**THE TASK:**
Every entry in the listing is to be reproduced exactly.

**RECORDS FOR THIS TASK:**

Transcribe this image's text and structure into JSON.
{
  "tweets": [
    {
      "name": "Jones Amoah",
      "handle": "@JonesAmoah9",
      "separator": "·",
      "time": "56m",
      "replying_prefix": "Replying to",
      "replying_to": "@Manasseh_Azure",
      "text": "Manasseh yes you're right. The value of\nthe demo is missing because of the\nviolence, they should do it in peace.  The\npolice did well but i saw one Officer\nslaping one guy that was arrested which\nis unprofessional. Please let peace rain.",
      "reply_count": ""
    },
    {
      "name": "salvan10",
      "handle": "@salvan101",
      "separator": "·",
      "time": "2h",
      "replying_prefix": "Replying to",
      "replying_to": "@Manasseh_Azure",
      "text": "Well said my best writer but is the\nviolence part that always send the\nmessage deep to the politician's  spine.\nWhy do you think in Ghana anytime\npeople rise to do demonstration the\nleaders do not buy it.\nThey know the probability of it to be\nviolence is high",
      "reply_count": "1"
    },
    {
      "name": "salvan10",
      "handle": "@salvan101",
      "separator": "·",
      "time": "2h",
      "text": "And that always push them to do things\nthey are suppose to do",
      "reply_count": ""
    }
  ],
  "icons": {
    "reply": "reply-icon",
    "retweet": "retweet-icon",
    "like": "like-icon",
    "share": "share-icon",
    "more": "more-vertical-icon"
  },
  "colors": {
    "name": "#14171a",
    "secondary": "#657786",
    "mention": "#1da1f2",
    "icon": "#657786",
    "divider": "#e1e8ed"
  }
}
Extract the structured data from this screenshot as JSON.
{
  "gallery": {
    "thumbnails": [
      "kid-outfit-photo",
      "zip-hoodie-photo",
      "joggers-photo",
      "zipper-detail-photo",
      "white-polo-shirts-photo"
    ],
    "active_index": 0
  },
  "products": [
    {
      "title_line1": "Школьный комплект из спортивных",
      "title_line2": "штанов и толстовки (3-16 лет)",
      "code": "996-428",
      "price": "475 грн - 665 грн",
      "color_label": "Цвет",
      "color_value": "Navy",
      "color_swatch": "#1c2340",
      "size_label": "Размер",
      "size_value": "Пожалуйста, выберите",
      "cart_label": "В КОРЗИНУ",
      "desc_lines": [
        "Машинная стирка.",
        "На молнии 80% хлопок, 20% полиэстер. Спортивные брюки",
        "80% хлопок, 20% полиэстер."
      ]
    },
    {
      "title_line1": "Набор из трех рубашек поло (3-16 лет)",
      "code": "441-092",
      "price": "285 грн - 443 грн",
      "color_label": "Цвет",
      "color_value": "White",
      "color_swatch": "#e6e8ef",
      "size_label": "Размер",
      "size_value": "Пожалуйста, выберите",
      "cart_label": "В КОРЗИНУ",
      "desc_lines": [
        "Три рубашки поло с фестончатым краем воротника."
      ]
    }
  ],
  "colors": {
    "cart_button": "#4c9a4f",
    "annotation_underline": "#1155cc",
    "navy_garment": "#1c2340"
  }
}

**SOLUTION TO THE PROBLEM:**
Transcribe this image's text and structure into JSON.
{
  "tweets": [
    {
      "name": "Jones Amoah",
      "handle": "@JonesAmoah9",
      "separator": "·",
      "time": "56m",
      "replying_prefix": "Replying to",
      "replying_to": "@Manasseh_Azure",
      "text": "Manasseh yes you're right. The value of\nthe demo is missing because of the\nviolence, they should do it in peace.  The\npolice did well but i saw one Officer\nslaping one guy that was arrested which\nis unprofessional. Please let peace rain.",
      "reply_count": ""
    },
    {
      "name": "salvan10",
      "handle": "@salvan101",
      "separator": "·",
      "time": "2h",
      "replying_prefix": "Replying to",
      "replying_to": "@Manasseh_Azure",
      "text": "Well said my best writer but is the\nviolence part that always send the\nmessage deep to the politician's  spine.\nWhy do you think in Ghana anytime\npeople rise to do demonstration the\nleaders do not buy it.\nThey know the probability of it to be\nviolence is high",
      "reply_count": "1"
    },
    {
      "name": "salvan10",
      "handle": "@salvan101",
      "separator": "·",
      "time": "2h",
      "text": "And that always push them to do things\nthey are suppose to do",
      "reply_count": ""
    }
  ],
  "icons": {
    "reply": "reply-icon",
    "retweet": "retweet-icon",
    "like": "like-icon",
    "share": "share-icon",
    "more": "more-vertical-icon"
  },
  "colors": {
    "name": "#14171a",
    "secondary": "#657786",
    "mention": "#1da1f2",
    "icon": "#657786",
    "divider": "#e1e8ed"
  }
}
Extract the structured data from this screenshot as JSON.
{
  "gallery": {
    "thumbnails": [
      "kid-outfit-photo",
      "zip-hoodie-photo",
      "joggers-photo",
      "zipper-detail-photo",
      "white-polo-shirts-photo"
    ],
    "active_index": 0
  },
  "products": [
    {
      "title_line1": "Школьный комплект из спортивных",
      "title_line2": "штанов и толстовки (3-16 лет)",
      "code": "996-428",
      "price": "475 грн - 665 грн",
      "color_label": "Цвет",
      "color_value": "Navy",
      "color_swatch": "#1c2340",
      "size_label": "Размер",
      "size_value": "Пожалуйста, выберите",
      "cart_label": "В КОРЗИНУ",
      "desc_lines": [
        "Машинная стирка.",
        "На молнии 80% хлопок, 20% полиэстер. Спортивные брюки",
        "80% хлопок, 20% полиэстер."
      ]
    },
    {
      "title_line1": "Набор из трех рубашек поло (3-16 лет)",
      "code": "441-092",
      "price": "285 грн - 443 грн",
      "color_label": "Цвет",
      "color_value": "White",
      "color_swatch": "#e6e8ef",
      "size_label": "Размер",
      "size_value": "Пожалуйста, выберите",
      "cart_label": "В КОРЗИНУ",
      "desc_lines": [
        "Три рубашки поло с фестончатым краем воротника."
      ]
    }
  ],
  "colors": {
    "cart_button": "#4c9a4f",
    "annotation_underline": "#1155cc",
    "navy_garment": "#1c2340"
  }
}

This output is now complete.